Let's dig a little deeper into MPE's dialog structure by clicking on Advanced. Here you find a true El Dorado for tweakers, but amazingly you'll find some important basic settings here, too.

On the Video Settings tab, select the proper Aspect ratio, i.e. the aspect ratio you set in your camcorder when filming. You may select either 4:3 Display or 16:9 Display, the latter for anamorphic video. If your camcorder supports letterboxed 16:9 only, you probably have to select the 4:3 option. Don't touch the GOP structure settings, and you'll get DVD compliant MPEG-2 video.

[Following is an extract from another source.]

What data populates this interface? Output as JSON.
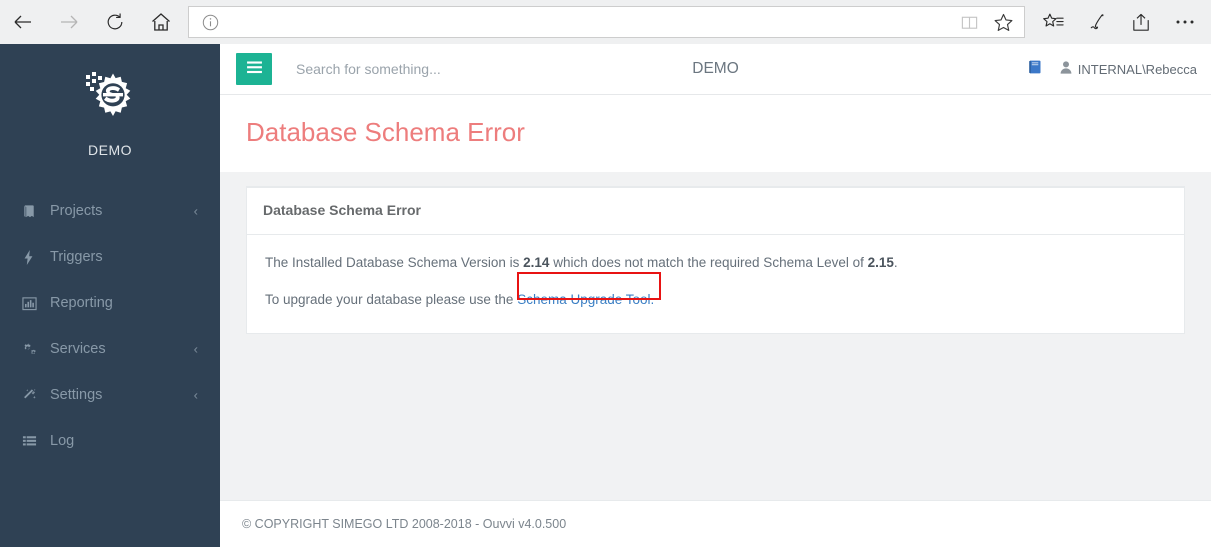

You can set Variable bitrate or Constant bitrate as the Bitrate type, no matter whether you chose 2-pass encoding or not. The variable bitrate option requires a maximum, an average, and a minimum bitrate. I suggest to leave max. and min. bitrate at the defaults of 8000 kbps and 2500 kbps, respectively. You may set a higher max. bitrate, but that may lead to a few problems with authoring and playback later on, depending on the software and standalone player (and even the DVD-R media) you use. The most important setting is the Average (kbps), because this one is responsible for the file size you'll get, so set it to the value you calculated. The constant bitrate setting is easy: simply set your bitrate, there's only one. Leave the Rate control mode at its default, which is Mode 1.

The Advanced Video Settings tab has some more settings to play with: You may switch between Noise sensitivity and Noise reduction by clicking the NR button, and you can play with the value, which may improve noisy low light shots. I won't cover all the settings here, but there's one which is useful specifically for DV encoding: You may want to check Input video is RGB16-235, if your DV codec is known to reduce the color range, and you feed the encoder with RGB video. You may verify this using the histogram in VirtualDub, but remember that this setting applies only if your source is RGB, e.g. converted in AviSynth or via another frameserver, so normally you don't have to worry about this setting.

Confirm all settings with their OK buttons, and click Convert in the main dialog. Now all you need is patience until the encoding is done. MainConcept's MPEG Encoder is pretty fast, almost as fast as CCE, so the coffee break won't be too long.

4. Author the DVD

There are several DVD authoring programs available on the market. Make sure you choose one which can import your video and audio files without re-encoding E.g. DVDlab is a good choice, because it is low-priced, and you can import the video, MP2 audio, and even AC3 audio without re-encoding

The process of creating the menus and the DVD structure depends very much on the authoring program used, so I won't focus on this topic. Low-budget programs often use a "single-VTS" approach, i.e. all your video and audio files are muxed into a single video title set. As a consequence you have to make sure that you use the same kind of audio in all your clips (if you plan to put more than one on a DVD). For an extensive list of DVD authoring guides, click here.


Any comments are very welcome. bb

This document was last updated on January 15, 2006